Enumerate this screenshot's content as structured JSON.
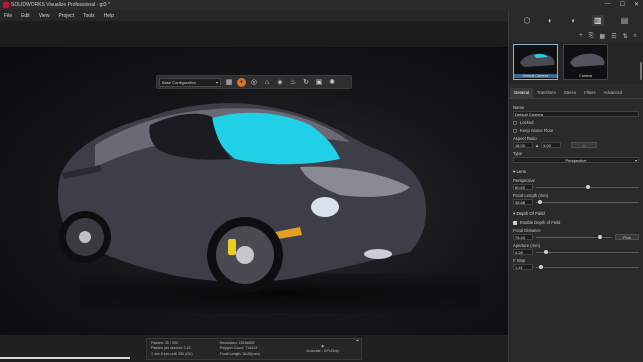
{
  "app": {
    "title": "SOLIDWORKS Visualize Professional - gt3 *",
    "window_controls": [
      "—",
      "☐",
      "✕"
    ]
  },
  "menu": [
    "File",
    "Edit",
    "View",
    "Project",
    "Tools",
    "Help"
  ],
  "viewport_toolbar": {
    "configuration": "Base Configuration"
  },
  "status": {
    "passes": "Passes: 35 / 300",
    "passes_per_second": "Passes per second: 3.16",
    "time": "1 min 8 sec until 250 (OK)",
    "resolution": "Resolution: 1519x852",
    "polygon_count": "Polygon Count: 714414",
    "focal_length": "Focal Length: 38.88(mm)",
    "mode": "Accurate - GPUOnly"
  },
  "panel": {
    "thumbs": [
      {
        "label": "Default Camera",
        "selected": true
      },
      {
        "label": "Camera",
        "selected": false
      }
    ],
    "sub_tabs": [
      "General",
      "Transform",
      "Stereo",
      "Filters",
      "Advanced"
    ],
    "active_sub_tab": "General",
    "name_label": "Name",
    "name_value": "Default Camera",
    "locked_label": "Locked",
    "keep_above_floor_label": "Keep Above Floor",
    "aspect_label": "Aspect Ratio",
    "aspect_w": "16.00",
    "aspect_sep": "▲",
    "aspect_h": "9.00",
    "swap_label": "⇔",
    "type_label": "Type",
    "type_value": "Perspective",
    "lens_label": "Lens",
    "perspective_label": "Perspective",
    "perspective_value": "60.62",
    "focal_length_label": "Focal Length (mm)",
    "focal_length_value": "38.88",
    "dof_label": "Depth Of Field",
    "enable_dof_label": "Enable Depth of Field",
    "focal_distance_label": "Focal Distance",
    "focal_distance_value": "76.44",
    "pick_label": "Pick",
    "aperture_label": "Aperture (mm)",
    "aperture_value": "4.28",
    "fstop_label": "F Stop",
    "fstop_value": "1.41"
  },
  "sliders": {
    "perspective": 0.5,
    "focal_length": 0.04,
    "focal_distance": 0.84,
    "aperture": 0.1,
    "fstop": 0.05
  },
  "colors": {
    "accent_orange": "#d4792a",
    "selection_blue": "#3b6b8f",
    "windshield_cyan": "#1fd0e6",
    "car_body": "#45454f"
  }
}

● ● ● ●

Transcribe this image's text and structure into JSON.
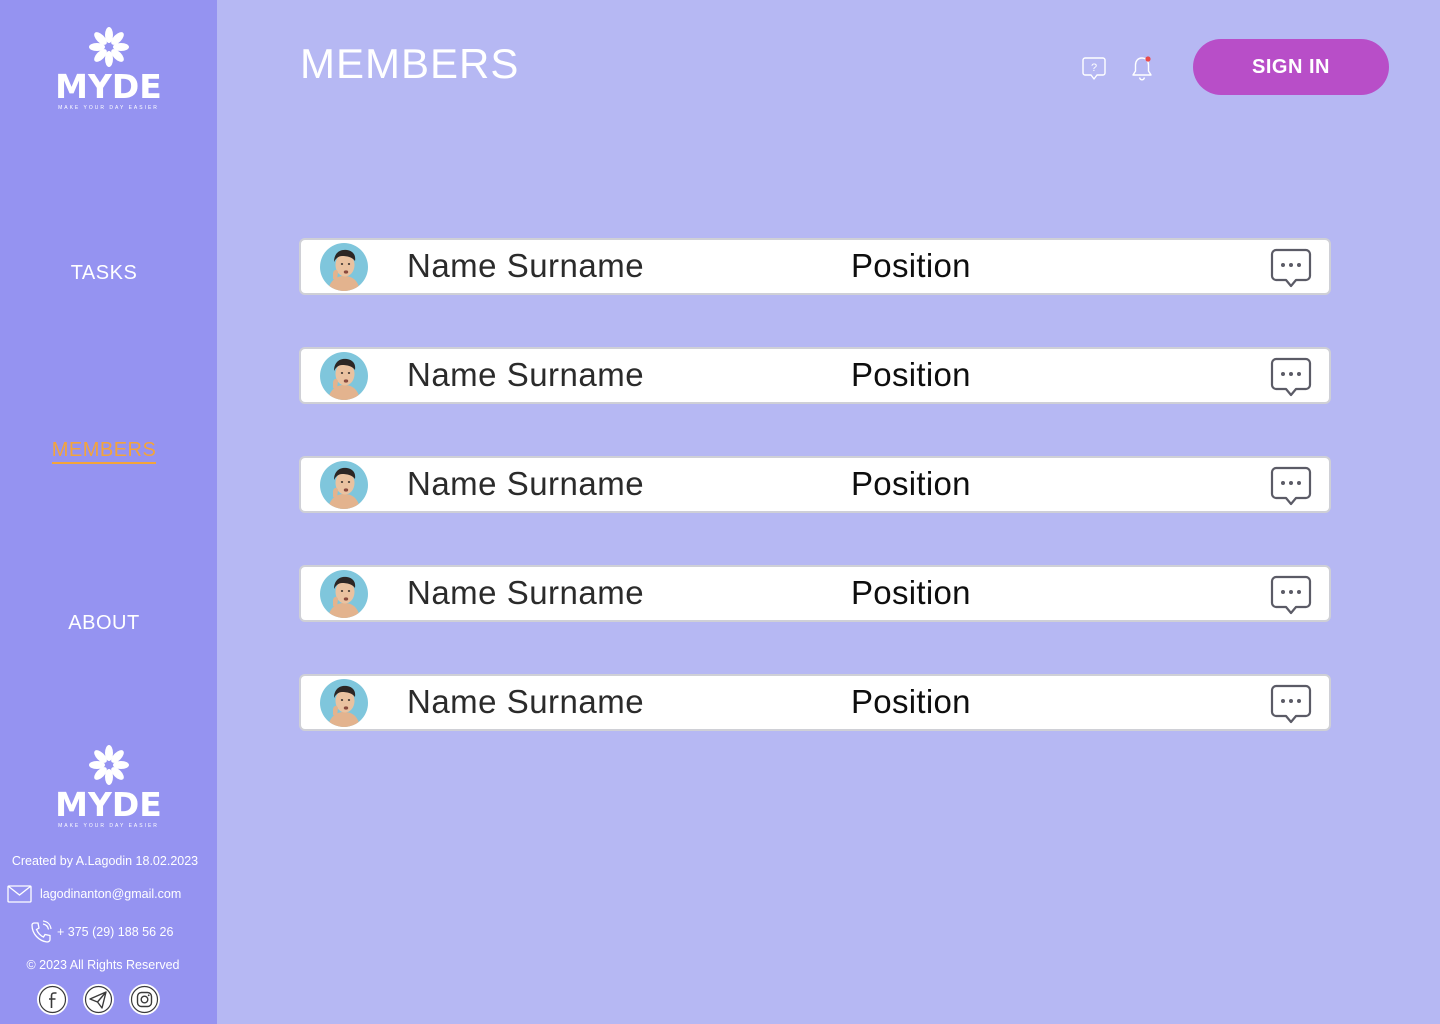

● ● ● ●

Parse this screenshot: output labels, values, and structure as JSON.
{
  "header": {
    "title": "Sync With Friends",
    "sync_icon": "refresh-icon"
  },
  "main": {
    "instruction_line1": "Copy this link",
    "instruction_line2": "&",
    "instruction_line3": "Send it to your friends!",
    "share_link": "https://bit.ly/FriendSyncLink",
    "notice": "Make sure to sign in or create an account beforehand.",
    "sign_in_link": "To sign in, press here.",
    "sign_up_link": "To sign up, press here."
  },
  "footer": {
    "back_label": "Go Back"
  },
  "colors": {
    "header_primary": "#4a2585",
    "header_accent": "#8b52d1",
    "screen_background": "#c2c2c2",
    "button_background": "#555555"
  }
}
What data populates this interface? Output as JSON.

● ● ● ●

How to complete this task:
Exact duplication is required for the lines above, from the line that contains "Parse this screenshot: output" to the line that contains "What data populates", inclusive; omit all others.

Output for this task:
Parse this screenshot: output labels, values, and structure as JSON.
{
  "header": {
    "title": "Sync With Friends",
    "sync_icon": "refresh-icon"
  },
  "main": {
    "instruction_line1": "Copy this link",
    "instruction_line2": "&",
    "instruction_line3": "Send it to your friends!",
    "share_link": "https://bit.ly/FriendSyncLink",
    "notice": "Make sure to sign in or create an account beforehand.",
    "sign_in_link": "To sign in, press here.",
    "sign_up_link": "To sign up, press here."
  },
  "footer": {
    "back_label": "Go Back"
  },
  "colors": {
    "header_primary": "#4a2585",
    "header_accent": "#8b52d1",
    "screen_background": "#c2c2c2",
    "button_background": "#555555"
  }
}
What data populates this interface? Output as JSON.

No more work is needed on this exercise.